I am not a burper. I bet most people in my life who see me on a daily basis can count the number of times they have heard me burp on one hand. In fact, I bet most people cannot recall a time in which I have burped in their presence. I am a bit of an oddball since I do no like to burp whereas most people find it profoundly relieving to release that excess gas. I do not enjoy it and for some reason I do not do it very often.

Except when I eat an apple. Within about 30 seconds after consuming this delectable fruit, I always have an uncontrollable burp. Just one, but it's always there.


I read that apples tend to generate more gas in the stomach due to their sugar content which causes burping, but my burp is always a one time deal and immediate after consumption. Would this reaction really happen so quickly?

I am perplexed with this question. I mean, it's really no big deal at all, but the fact that I can't find a scientific explanation is driving me a bit batty. Help?!?

Friday, September 2, 2011

Did You Know?
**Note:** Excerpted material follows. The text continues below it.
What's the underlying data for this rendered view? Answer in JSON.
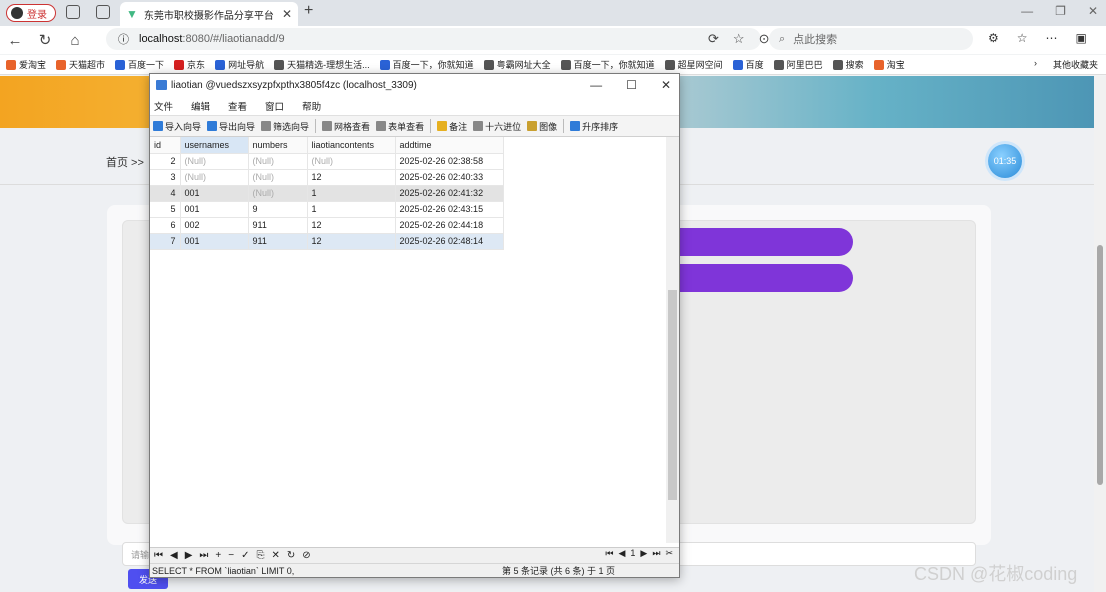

I had a fun day today.

Here's a couple things you may not have known about me, and in one case I did not know about myself as well! The other one I did know but had forgotten about until today.

1) I am a surprisingly good roller-skater! One of my best friends here recently became a Roller Girl, meaning she entered the local Roller Derby in PEI. Don't know what a Roller Derby is? Watch the movie Whip It and you'll get a pretty good idea of what it's all about. Today we went down to the water front where there is a large track where most people run or walk, and she let me strap on all her gear and take a trip around and around the track. I used to roller-skate lots when I was a very little person but that was a very long time ago and I was very rusty on the experience. How little you ask? Well my last pair of roller-skates had Barbie on them. I have ice skated and roller-bladed lots and lots since growing out of the Barbie skates, but roller-skating is a whole different experience. But I did really well and did not fall once! It was so much fun and a great work out. Now I really want to buy my own but with the season getting cooler already I am thinking that the investment in all the gear won't be worth the amount of time left til it gets too cold to skate outside. Anyway, I was very proud of myself for getting some good speed and even learning a couple key moves in the derby world. Yay me!

2) I really enjoy going to scrap yards, or auto-wreckers as I call them. It's something I used to do a lot when I lived back in BC because I dated a guy who had multiple cars that needed multiple parts on a regular basis, so we would always check out the auto-wreckers in mad search for that needed piece. Plus he had cars such as Jags and old VWs so the parts weren't the easiest to find. Anytime we would travel out of town, like Vancouver or Victoria, we would hit all the yards because selection was so much better than local places. And I always really enjoyed these trips even though it was sad to see hundreds and hundreds of cars torn to pieces. I think it was the not knowing if we would find something great or just a bunch of junkers that have had all the good pieces stripped away already. Anyway, today we headed out to a local scrap yard to find a hub-cap for Chris's Toyota and entering the yard brought back these forgotten feelings of nostalgia. It was nice.